Wollstonecraft wants to prove that the weakness of mind and body willfully perpetuated by men in women prevents them from discharging their particular duties, namely motherhood. One example of such weakness is ignorance, which unscrupulous cranks prey upon—such as those who tell horoscopes for money. A Christian woman, she argues, should not believe that a charlatan in disguise holds the secrets of the future. The same goes for belief in hypnotists, whose “hocus pocus tricks pretend to work a miracle.” She argues that while “it is easier to touch the body of a saint, or to be magnetized, than to restrain our appetites or govern our passions … health of body or mind can only be recovered by these means.”
Wollstonecraft disdains certain hobbies popular among middle-class women that illustrate the sadly undeveloped state of their reason. No reasonable person would resort to fortune-tellers or hypnotists to guide their lives; virtue and duty should occupy that role. She believes that “rational religion” only submits to a being who is “reasonable”; charlatans make a mockery of that.
Another feminine weakness, the result of a narrow education, is “a romantic twist of the mind,” or sentimentality. Women who are taught to be overly reliant on their feelings often neglect their duties and fall into vice. Such women are “amused by the reveries of the stupid novelists.” When women aren’t allowed into the higher business of political life, “sentiments become events,” and they “imbibe opinions” which insipid reading inspires. “Unable to grasp anything great, is it surprising that they find…disquisitions addressed to the understanding intolerably tedious?” Nevertheless, she grants that even reading a silly novel is better than reading nothing.
Wollstonecraft is not dismissing the importance of literature with these remarks; rather, she was very concerned about the popularity of sensational, romantic novels among her peers, believing that they only reinforced women’s excessively sentimental tendencies. At the same time, she acknowledges that most women have not been educated so as to develop a taste for more sophisticated and beneficial reading material.
Wollstonecraft also argues that the excessive attention to dress is not actually a propensity of women, but is common to humanity. But the “immoderate fondness for dress, for pleasure, and for sway” shows women to be uncivilized. Their tendency toward exclusive affections, poured into their husbands, children, and pets, is likewise an indication of a confining education, not of genuine generosity of spirit.
Wollstonecraft identifies other behavior patterns that have traditionally been considered “natural” for women, arguing that these are actually signs that women have not had sufficient opportunity to develop their reason and virtue.
Wollstonecraft names a few more “follies” to which women are subject, such as neglecting or indulging their children. Wollstonecraft also argues that if women nursed their babies, childbirths would be spaced at wider intervals, preserving mothers’ health. And if they undertook a more rational system of managing the home, women would have more time to, for instance, read literature or cultivate a taste for fine arts. But greater domestic happiness will not be possible until women’s minds are preferred to their bodies.

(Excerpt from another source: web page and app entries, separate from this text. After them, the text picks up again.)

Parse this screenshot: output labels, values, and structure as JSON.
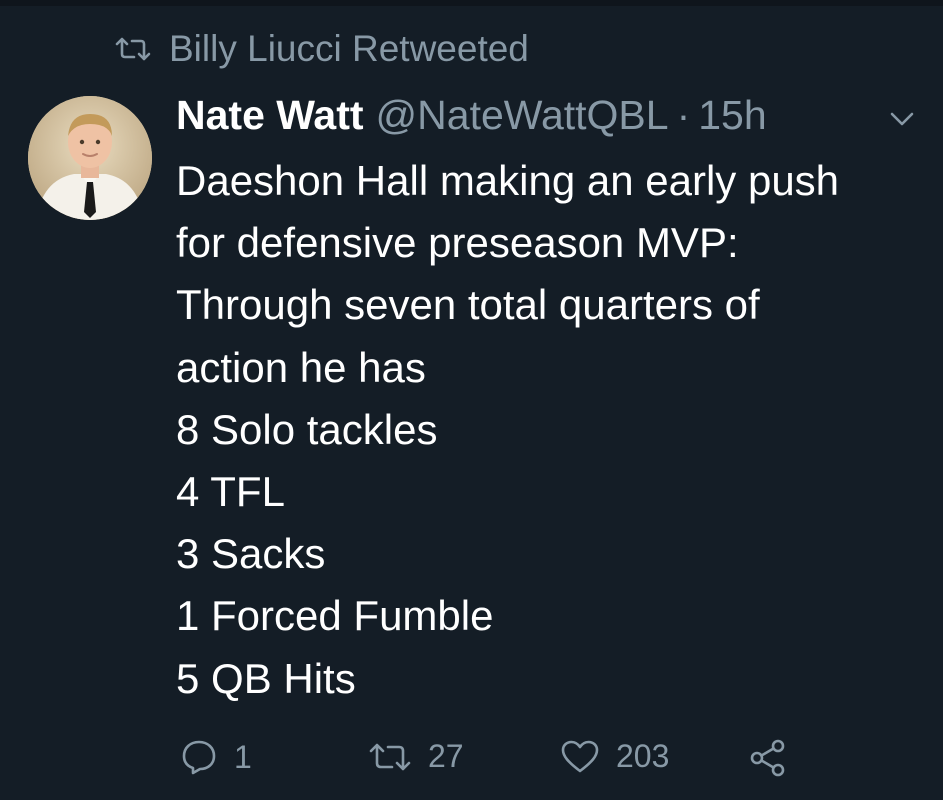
{
  "retweet_context": {
    "text": "Billy Liucci Retweeted",
    "icon": "retweet-icon"
  },
  "tweet": {
    "author_name": "Nate Watt",
    "author_handle": "@NateWattQBL",
    "separator": "·",
    "timestamp": "15h",
    "avatar": "avatar",
    "menu_icon": "chevron-down-icon",
    "lines": [
      "Daeshon Hall making an early push",
      "for defensive preseason MVP:",
      "Through seven total quarters of",
      "action he has",
      "8 Solo tackles",
      "4 TFL",
      "3 Sacks",
      "1 Forced Fumble",
      "5 QB Hits"
    ]
  },
  "actions": {
    "reply": {
      "icon": "reply-icon",
      "count": "1"
    },
    "retweet": {
      "icon": "retweet-icon",
      "count": "27"
    },
    "like": {
      "icon": "heart-icon",
      "count": "203"
    },
    "share": {
      "icon": "share-icon"
    }
  },
  "colors": {
    "background": "#141d26",
    "primary_text": "#ffffff",
    "secondary_text": "#8899a6"
  }
}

Wollstonecraft’s views about breastfeeding and household management accord with her belief that nature and reason ideally work in tandem. But these options are not readily available to most middle-class women because of the way society encourages them to focus their energies on physical beauty instead of on engaging their intellects.
Wollstonecraft sums up her argument that women must acquire more rational understandings and affections in order to be more useful to society. A “revolution” in female manners is needed. While Wollstonecraft has not tried to downplay female faults, she has sought to demonstrate that they are “the natural consequence of their education and station in society,” which means they will change when women are afforded their due freedoms. If this does not prove to be the case, then men should “not mark more severely what women do amiss” than mere animals do; “allow her the privileges of ignorance, to whom ye deny the rights of reason, or ye will be worse than Egyptian task-masters, expecting virtue where nature has not given understanding!”
Wollstonecraft uses the word “revolution” for the first time in the book, no longer letting her political sympathies remain implicit. In closing, she argues that if women are granted freedom and their lives fail to evolve as expected, then men should rightfully dominate over them (obviously, she does not believe this will happen). She ends with another provocative reference, this time to the Egyptian slaveholders who kept the biblical Hebrews in captivity. If indeed nature hasn’t granted women the capacity for understanding, then it’s better to treat them like irrational creatures than to expect impossible things from them. If society undertakes needful structural changes, however, women’s potential can be expected to shine forth more and more.